Post # 1
To be fair her name IS Ladasha (but is pronounced La-DAY-sha). Recently, she started writing her name on her papers as La-a.
I want so badly to sit her down and talk to her about the fact that the La-a thing was started by a racist urban legend. I’m thinking that it isn’t my place to have that sort of conversation with her though. Right?
I am sincerely hoping that she’s never even heard the whole La-a thing and came up with it on her own.
Post # 4
Wow. Just wow. How old is she? That stupid La-a story just makes me want to scream every single time I read it. No sage advice on if you should talk to her or not, but I will share a facepalm with you.
Post # 5
I don’t know what La-a is but I will look it up.
I would talk to her though but not to point out that there’s a problem with her name, yet. I would start by asking her why she changed her name, what it means to her etc etc.
Then you’d know what it’s about without jumping to conclusions…kids hate being accused of things…well all people hate being accused of things lol.

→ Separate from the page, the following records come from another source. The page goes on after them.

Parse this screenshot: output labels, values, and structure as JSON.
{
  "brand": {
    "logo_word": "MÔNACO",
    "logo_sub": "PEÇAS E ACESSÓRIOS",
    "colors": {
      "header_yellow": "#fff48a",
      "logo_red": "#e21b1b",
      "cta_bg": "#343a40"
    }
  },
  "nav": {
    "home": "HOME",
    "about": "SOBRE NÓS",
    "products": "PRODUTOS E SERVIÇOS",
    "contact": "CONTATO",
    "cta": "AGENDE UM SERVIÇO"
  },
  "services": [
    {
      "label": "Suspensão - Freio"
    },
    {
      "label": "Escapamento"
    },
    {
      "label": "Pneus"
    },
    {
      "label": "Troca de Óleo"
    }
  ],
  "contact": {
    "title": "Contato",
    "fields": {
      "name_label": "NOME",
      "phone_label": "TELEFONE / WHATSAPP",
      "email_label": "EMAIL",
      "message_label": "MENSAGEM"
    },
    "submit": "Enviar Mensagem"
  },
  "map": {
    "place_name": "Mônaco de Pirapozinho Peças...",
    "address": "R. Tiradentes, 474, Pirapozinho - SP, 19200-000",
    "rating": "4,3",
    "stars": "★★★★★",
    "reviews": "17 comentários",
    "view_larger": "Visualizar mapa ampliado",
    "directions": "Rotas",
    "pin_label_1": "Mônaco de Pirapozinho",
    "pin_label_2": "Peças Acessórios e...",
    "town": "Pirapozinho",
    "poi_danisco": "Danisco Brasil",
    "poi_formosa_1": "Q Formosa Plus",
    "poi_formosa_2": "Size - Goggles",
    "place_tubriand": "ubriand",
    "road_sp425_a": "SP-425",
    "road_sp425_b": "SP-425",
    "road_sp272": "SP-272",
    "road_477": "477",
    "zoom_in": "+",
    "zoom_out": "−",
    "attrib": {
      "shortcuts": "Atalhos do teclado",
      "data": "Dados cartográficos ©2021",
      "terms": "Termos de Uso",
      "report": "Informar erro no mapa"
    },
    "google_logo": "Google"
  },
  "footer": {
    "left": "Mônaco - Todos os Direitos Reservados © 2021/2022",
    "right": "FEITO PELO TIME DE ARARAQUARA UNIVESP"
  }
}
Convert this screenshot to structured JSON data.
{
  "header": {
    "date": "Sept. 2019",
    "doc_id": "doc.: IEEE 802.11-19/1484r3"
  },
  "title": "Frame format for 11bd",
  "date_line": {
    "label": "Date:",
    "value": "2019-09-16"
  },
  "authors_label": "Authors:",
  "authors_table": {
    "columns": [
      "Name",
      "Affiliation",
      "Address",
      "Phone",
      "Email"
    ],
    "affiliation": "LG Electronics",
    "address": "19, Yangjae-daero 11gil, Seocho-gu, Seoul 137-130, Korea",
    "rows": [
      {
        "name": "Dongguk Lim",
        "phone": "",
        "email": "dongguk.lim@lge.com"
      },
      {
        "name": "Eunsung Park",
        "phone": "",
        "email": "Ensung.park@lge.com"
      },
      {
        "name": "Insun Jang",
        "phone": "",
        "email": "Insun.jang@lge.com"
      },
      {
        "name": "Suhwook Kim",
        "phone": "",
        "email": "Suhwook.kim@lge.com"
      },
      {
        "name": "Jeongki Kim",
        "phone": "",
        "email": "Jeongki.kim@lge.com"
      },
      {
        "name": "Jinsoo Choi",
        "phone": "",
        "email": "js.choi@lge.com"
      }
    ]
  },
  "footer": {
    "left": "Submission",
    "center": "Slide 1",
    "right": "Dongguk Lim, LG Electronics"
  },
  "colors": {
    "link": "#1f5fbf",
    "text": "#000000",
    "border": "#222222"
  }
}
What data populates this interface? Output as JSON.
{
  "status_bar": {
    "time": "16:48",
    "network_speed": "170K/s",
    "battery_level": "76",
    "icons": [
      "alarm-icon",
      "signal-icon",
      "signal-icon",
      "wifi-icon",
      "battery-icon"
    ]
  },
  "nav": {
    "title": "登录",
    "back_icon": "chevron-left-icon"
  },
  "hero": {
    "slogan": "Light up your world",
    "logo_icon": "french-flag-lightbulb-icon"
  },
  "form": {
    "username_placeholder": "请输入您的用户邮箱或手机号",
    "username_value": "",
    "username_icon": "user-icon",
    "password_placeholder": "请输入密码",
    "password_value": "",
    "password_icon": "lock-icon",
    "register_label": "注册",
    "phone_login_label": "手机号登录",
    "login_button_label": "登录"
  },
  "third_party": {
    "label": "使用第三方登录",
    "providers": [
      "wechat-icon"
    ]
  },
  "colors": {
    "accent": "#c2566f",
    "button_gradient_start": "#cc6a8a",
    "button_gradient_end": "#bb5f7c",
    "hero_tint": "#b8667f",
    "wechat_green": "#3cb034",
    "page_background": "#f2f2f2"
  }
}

Post # 6
I have absolutely no idea what you’re talking about so maybe she doesn’t understand it either. 🙂
Post # 7
@misspeanut: She is 13. We actually just had a big class discussion about racism and how it is still prevelant in the world today (we just finished reading The Watsons Go To Birmingham-1963). We talked about how sometimes people can perpetuate their own stereotypes (i.e. casual use of the N-word in music and conversation). I really, really wanted to bring up the La-a thing then but I didn’t want to single her out.
We do have an urban legend unit coming up at the end of the month. Perhaps I can have her research it then? Or, maybe I should just let it be.
Post # 8
I had a customer with that name. She said it was LA-A on her birth certificate so I was just like whatever… lol
Post # 9
- Wedding: August 2013 - The Liberty House
I wouldn’t talk to her about it- I think she probably would be mortified. And some people really are named that.
Post # 10
I think I would just let it be. I didn’t know about the urban legend before the bee. I am assuming (hoping?) that she doesn’t understand the racial meaning behind it either, so she doesn’t mean any harm by it. Unless another student expresses that this bothers them, I would leave it alone.
Post # 11
Post # 12
@WannaBeeMrsB: You’re probably right.
I know she doesn’t mean any harm by it. She is such a sweet, bright girl. I’m just trying to look out for her.
Post # 13
What would I do? Take off points on her assignments! The same as I would if someone continutally left off their name or wrote the wrong name. BUT, I teach college age kids, so they are old enough to handle a little more tough love than a 13 year old.
Post # 14
Honestly I really don’t think it’s your place to call her out on it.
Post # 15
I would just ask her to write her name the way it appears on her birth certificate.
Post # 16
Tell her that you expect her to write her full name on her papers and that abbreviated names (not regular nickname, like Jennifer/Jen) aren’t acceptable. Ugh. Facepalm is right.